True value, no not the hardware store, but your true value is a business asset that should never be taken for granted. Unfortunately, all too often we do not place enough true value on ourselves, our time, our knowledge, or our company, and clients may take advantage of this situation. While I do believe there are certain clients that will take advantage of you at every turn, something about the way they do business, not everyone will take advantage of you intentionally. You may be equally at fault for allowing someone to take advantage because not only do they not grasp your true value, you don’t understand your true value either.


What do I mean by true value? Take for example, in the world of professional services, that a client will hire you for your knowledge, experience, and capability to execute in a manner for which they lack the same skill set. Your true value is a multiple (or x factor) of the following: your education and credentials, years of experience in dealing with similar challenges, and possessing the knowledge on how to execute a solution to the client’s problem. What happens then, after the client hires you, when they want you to change the manner in which you work? They want you to adapt to their environment rather than working within your own. They begin by asking and later demand that you “teach” them what you are doing and how you are doing it. They do not place any value on your experience and capabilities, and if you allow them to exude such behavior, then you too do not know your true value.


Sales people are pleasers. Sales people want to please their clients by providing a product or service that meets their needs. Sales people want to please their management by closing at or above their set quota and want to bring good clients to the company. Sales people, first and foremost, must always know their true value or what they bring to the table. In doing so, they will be much better prepared to hold steady throughout the sales process, thus not allowing the client to take advantage of them or their company. Clients too, when dealing with a sales person that truly knows their true value in the negotiating process, will treat the sales process with a great level of respect, enthusiasm, and will appreciate how the deal gets done.

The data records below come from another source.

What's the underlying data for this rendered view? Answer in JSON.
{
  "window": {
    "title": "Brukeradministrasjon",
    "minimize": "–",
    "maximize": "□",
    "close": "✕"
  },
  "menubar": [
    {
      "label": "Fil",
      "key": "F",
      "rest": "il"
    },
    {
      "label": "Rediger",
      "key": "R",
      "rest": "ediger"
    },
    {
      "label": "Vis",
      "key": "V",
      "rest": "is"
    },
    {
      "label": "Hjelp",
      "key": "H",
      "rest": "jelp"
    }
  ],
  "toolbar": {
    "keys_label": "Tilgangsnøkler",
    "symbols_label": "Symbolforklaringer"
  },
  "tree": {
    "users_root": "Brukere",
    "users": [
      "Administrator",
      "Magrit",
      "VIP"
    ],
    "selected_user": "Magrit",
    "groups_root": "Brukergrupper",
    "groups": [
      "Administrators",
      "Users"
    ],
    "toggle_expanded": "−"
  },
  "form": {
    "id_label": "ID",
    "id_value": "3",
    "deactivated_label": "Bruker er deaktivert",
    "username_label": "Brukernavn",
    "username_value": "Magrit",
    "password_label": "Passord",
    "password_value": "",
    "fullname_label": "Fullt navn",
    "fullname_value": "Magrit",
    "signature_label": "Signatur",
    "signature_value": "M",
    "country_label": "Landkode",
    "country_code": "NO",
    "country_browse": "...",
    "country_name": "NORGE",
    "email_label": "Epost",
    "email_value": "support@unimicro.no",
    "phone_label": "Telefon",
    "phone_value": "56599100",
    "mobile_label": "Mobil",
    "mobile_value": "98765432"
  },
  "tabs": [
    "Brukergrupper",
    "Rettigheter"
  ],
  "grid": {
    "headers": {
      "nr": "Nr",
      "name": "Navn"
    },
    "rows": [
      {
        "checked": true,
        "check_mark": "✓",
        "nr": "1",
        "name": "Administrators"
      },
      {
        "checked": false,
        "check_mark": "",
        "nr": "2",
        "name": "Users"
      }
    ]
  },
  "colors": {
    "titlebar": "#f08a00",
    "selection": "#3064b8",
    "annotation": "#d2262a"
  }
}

Know who you are, what you stand for, the knowledge you possess and that this knowledge is not free to others, and you will gain a greater perspective on your own true value. Be confident but not cocky. Be sincere and empathetic with your client. Trust that displaying your true value will be appreciated and in return you will gain a great amount of success.

Comments are closed